**** Record set ****

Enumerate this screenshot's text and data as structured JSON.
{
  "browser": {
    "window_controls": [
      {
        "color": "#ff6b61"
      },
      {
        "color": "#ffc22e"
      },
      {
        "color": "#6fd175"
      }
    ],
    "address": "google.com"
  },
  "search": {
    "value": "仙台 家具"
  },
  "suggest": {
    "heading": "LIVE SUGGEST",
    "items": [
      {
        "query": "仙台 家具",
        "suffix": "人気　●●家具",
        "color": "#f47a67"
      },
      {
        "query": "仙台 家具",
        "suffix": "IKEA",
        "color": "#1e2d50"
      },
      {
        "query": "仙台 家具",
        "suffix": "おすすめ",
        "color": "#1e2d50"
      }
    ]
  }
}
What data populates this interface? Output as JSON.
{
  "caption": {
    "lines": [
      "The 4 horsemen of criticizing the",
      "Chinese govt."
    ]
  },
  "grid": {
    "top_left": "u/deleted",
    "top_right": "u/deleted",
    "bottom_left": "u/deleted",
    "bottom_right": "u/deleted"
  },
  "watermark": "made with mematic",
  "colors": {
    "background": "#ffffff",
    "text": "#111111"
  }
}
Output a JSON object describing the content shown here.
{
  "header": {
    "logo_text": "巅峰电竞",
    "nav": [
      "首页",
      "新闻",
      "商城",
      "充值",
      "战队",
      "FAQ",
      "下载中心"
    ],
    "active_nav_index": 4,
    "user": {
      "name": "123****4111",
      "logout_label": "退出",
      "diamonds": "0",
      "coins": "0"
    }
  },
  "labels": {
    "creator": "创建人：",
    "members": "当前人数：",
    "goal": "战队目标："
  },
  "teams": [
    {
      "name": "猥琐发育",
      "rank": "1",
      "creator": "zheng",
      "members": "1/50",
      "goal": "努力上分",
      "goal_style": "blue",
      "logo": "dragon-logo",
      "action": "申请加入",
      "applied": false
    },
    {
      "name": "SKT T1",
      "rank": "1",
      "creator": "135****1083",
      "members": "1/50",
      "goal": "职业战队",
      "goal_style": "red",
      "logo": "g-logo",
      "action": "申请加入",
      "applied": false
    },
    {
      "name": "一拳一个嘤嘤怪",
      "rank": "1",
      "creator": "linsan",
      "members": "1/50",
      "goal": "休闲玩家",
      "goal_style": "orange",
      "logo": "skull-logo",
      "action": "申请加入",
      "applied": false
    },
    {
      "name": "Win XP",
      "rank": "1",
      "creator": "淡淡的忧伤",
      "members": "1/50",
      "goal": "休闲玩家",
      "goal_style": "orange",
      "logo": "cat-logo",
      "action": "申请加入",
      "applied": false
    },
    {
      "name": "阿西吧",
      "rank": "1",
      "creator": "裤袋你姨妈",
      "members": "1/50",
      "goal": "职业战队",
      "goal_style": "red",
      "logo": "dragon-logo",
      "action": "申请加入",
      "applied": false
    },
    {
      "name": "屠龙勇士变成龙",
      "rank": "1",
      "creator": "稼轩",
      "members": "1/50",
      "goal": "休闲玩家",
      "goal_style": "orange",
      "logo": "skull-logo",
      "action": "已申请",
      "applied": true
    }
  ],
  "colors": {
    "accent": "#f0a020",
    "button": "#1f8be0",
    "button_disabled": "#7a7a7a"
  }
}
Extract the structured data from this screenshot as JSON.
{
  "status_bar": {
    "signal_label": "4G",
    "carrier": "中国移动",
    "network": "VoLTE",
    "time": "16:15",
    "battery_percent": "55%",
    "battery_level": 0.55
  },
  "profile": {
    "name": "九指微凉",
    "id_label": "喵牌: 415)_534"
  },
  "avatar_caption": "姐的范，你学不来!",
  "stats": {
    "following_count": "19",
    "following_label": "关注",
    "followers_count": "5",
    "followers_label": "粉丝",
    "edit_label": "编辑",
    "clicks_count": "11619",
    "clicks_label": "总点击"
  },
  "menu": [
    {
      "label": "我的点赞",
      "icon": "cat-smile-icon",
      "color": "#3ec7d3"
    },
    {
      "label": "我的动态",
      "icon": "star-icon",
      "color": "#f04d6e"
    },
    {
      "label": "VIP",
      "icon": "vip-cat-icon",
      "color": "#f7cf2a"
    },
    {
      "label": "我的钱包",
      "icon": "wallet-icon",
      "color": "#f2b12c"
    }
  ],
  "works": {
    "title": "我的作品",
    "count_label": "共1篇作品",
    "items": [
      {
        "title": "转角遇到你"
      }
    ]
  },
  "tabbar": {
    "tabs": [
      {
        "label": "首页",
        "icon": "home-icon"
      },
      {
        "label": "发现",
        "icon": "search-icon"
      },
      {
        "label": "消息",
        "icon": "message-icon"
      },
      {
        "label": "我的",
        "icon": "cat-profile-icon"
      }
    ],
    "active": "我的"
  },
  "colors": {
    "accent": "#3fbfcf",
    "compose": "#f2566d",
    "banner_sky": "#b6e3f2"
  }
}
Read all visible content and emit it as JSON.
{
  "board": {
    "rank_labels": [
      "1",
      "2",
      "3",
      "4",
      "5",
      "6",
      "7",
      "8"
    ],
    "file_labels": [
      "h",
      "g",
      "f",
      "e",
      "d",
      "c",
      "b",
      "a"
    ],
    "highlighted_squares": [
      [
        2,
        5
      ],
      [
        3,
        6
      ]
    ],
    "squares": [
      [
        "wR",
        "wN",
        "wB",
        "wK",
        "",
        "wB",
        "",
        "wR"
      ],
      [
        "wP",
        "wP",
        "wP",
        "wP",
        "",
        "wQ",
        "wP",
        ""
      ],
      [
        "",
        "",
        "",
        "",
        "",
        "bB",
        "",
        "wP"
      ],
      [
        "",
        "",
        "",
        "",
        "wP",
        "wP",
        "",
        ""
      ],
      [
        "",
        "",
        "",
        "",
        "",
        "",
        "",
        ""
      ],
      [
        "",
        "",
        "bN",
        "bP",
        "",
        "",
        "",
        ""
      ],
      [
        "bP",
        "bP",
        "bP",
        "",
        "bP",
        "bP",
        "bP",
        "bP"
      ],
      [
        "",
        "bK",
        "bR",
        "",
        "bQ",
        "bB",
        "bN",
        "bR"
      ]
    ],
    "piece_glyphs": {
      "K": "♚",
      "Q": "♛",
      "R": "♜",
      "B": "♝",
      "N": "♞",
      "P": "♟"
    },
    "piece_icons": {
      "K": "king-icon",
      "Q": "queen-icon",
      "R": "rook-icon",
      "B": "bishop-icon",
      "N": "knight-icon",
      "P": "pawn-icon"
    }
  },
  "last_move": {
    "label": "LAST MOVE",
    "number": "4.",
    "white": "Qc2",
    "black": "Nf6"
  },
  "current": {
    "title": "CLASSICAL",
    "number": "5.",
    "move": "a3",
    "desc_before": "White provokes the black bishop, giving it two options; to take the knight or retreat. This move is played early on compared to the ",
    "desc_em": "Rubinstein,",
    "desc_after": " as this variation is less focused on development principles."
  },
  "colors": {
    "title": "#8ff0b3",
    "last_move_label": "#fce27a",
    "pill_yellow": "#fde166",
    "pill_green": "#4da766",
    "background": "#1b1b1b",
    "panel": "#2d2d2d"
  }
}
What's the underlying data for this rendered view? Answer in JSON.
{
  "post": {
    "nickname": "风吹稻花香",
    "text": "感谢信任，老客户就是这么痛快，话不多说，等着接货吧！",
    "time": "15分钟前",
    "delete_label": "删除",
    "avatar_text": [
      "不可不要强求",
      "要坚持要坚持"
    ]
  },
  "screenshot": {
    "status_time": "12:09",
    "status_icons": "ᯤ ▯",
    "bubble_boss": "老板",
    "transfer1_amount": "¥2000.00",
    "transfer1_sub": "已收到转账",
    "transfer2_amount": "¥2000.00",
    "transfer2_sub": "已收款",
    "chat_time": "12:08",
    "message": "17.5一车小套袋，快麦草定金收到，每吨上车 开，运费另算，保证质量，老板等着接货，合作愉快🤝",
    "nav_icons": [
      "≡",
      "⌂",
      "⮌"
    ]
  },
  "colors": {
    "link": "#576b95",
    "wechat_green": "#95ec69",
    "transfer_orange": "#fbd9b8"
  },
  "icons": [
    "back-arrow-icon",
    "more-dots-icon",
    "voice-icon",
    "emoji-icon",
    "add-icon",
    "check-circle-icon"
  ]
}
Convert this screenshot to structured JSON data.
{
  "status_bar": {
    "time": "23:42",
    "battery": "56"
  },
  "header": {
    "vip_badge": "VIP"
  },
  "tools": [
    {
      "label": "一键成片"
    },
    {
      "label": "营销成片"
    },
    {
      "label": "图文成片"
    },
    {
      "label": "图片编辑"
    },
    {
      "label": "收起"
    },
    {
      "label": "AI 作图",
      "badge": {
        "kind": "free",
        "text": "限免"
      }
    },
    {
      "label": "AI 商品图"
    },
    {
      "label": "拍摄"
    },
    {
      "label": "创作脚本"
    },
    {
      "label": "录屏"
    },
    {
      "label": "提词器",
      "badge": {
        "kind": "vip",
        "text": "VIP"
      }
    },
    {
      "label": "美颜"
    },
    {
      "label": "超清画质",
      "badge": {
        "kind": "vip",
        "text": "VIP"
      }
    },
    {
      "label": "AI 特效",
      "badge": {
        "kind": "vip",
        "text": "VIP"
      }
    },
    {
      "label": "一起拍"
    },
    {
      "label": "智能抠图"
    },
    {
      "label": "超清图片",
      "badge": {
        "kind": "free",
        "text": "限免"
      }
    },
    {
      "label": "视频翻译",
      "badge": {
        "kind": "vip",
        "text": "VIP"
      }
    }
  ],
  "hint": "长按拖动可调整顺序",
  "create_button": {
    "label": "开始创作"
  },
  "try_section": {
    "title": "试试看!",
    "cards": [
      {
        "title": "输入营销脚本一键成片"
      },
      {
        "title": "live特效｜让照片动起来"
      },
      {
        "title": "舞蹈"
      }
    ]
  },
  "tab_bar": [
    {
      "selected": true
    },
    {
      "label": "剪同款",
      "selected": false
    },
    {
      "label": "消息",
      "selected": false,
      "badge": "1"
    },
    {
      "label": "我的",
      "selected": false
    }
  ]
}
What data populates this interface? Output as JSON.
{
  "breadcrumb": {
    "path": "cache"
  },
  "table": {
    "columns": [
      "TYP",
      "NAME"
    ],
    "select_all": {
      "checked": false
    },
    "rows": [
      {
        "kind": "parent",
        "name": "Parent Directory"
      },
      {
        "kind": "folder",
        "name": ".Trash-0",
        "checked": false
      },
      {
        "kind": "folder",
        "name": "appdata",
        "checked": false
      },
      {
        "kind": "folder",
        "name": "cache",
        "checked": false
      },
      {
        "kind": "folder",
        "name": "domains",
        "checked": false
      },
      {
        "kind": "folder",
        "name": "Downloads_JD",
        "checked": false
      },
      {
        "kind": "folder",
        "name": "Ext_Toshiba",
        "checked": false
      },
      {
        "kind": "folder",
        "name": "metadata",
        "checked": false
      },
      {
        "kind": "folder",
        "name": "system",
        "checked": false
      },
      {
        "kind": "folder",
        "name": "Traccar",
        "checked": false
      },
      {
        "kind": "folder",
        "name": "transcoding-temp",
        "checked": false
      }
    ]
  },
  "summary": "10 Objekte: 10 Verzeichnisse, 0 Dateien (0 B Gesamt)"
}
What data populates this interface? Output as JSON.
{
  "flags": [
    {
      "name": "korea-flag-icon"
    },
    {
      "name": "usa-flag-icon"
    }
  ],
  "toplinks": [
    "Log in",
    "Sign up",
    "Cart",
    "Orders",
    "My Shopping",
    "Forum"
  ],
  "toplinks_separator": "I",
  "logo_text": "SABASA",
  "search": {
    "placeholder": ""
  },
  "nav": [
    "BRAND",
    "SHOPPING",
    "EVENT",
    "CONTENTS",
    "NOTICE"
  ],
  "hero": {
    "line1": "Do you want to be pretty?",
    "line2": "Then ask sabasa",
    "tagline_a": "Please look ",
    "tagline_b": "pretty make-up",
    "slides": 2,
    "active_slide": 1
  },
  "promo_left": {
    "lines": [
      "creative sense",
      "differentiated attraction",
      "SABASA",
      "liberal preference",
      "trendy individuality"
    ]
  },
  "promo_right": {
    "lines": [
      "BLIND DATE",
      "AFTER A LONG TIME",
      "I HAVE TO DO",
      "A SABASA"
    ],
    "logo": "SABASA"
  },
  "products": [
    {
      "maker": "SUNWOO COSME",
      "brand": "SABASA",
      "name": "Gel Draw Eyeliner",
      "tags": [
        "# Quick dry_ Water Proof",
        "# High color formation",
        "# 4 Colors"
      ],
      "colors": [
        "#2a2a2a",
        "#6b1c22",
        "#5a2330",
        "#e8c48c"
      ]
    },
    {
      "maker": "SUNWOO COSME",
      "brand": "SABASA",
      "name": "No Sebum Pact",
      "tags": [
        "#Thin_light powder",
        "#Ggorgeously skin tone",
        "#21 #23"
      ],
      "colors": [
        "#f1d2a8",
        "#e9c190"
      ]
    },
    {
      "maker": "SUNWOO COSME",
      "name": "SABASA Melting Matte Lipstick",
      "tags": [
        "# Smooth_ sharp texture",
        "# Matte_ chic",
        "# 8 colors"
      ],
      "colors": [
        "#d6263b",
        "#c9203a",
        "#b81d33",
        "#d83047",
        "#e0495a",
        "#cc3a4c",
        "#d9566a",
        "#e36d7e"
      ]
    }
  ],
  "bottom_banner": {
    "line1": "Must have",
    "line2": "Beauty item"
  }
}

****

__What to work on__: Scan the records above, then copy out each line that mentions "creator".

__Answer box__:
    "creator": "创建人：",
      "creator": "zheng",
      "creator": "135****1083",
      "creator": "linsan",
      "creator": "淡淡的忧伤",
      "creator": "裤袋你姨妈",
      "creator": "稼轩",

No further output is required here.